Miami-Dade County Bans Hand-Held Cell Phones While Driving
Miami-Dade County commissioners on Sept. 25, 2001 passed a law that bars drivers from using hand-held cell phones while driving. The law, approved by a 6-5 vote, goes into effect next September after a yearlong public awareness campaign on the dangers of dialing while driving.
In passing the law, Miami-Dade becomes the first county in Florida to place restrictions on cell phone use.
It also joins New York, which became the first state to ban the use of hand-held cellular phones while driving. The state passed the law after three counties – Nassau, Suffolk, and Westchester – en-acted their own local bans.
“I don’t want to have one more death on my conscience because someone used a cell telephone while driving,” said Commissioner Barbara Carey-Shuler, who sponsored the bill. “We’re going to educate people, but we need to let people know by policy and by law that we are very serious.”
Those who break the law could be fined $250 or be required to attend a driver-improvement course.
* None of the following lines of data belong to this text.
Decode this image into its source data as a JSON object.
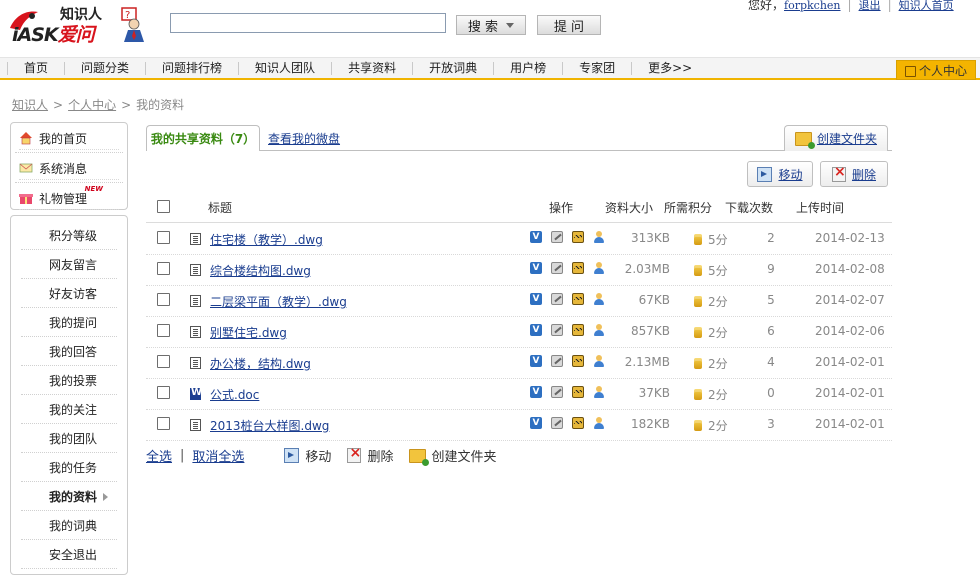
{
  "header": {
    "logo_top": "知识人",
    "logo_brand_a": "iASK",
    "logo_brand_b": "爱问",
    "search_value": "",
    "search_label": "搜 索",
    "ask_label": "提 问",
    "greeting": "您好，",
    "username": "forpkchen",
    "logout": "退出",
    "home_link": "知识人首页"
  },
  "nav": {
    "items": [
      "首页",
      "问题分类",
      "问题排行榜",
      "知识人团队",
      "共享资料",
      "开放词典",
      "用户榜",
      "专家团",
      "更多>>"
    ],
    "user_center": "个人中心"
  },
  "breadcrumb": [
    "知识人",
    "个人中心",
    "我的资料"
  ],
  "sidebar": {
    "top": [
      {
        "label": "我的首页",
        "icon": "home-icon"
      },
      {
        "label": "系统消息",
        "icon": "message-icon"
      },
      {
        "label": "礼物管理",
        "icon": "gift-icon",
        "badge": "NEW"
      }
    ],
    "items": [
      "积分等级",
      "网友留言",
      "好友访客",
      "我的提问",
      "我的回答",
      "我的投票",
      "我的关注",
      "我的团队",
      "我的任务",
      "我的资料",
      "我的词典",
      "安全退出"
    ],
    "active": "我的资料"
  },
  "tabs": {
    "shared": "我的共享资料（7）",
    "disk": "查看我的微盘",
    "create_folder": "创建文件夹"
  },
  "toolbar": {
    "move": "移动",
    "delete": "删除"
  },
  "table": {
    "headers": {
      "title": "标题",
      "ops": "操作",
      "size": "资料大小",
      "points": "所需积分",
      "downloads": "下载次数",
      "upload_time": "上传时间"
    },
    "rows": [
      {
        "title": "住宅楼（教学）.dwg",
        "type": "dwg",
        "size": "313KB",
        "points": "5分",
        "downloads": "2",
        "date": "2014-02-13"
      },
      {
        "title": "综合楼结构图.dwg",
        "type": "dwg",
        "size": "2.03MB",
        "points": "5分",
        "downloads": "9",
        "date": "2014-02-08"
      },
      {
        "title": "二层梁平面（教学）.dwg",
        "type": "dwg",
        "size": "67KB",
        "points": "2分",
        "downloads": "5",
        "date": "2014-02-07"
      },
      {
        "title": "别墅住宅.dwg",
        "type": "dwg",
        "size": "857KB",
        "points": "2分",
        "downloads": "6",
        "date": "2014-02-06"
      },
      {
        "title": "办公楼，结构.dwg",
        "type": "dwg",
        "size": "2.13MB",
        "points": "2分",
        "downloads": "4",
        "date": "2014-02-01"
      },
      {
        "title": "公式.doc",
        "type": "doc",
        "size": "37KB",
        "points": "2分",
        "downloads": "0",
        "date": "2014-02-01"
      },
      {
        "title": "2013桩台大样图.dwg",
        "type": "dwg",
        "size": "182KB",
        "points": "2分",
        "downloads": "3",
        "date": "2014-02-01"
      }
    ]
  },
  "footer": {
    "select_all": "全选",
    "deselect_all": "取消全选",
    "move": "移动",
    "delete": "删除",
    "create_folder": "创建文件夹"
  },
  "colors": {
    "accent": "#f0b400",
    "link": "#1a3d8f",
    "tab_active": "#3a8a12"
  }
}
Whether Florida might follow Miami-Dade’s lead remains unlikely. Although similar bans have been proposed in 42 other states, they have not passed. Rep. Irv Slosberg, D-Boca Raton, filed legislation this year for a statewide ban on the use of hand-held cell phones in cars, but the legislative leadership was not receptive to the idea. Slosberg said on Sept. 25 that he doubts anyone else will file similar legislation and that he is not interested in placing any restrictions on business so long as the cell phone companies fulfill a recent promise to distribute hands-free devices.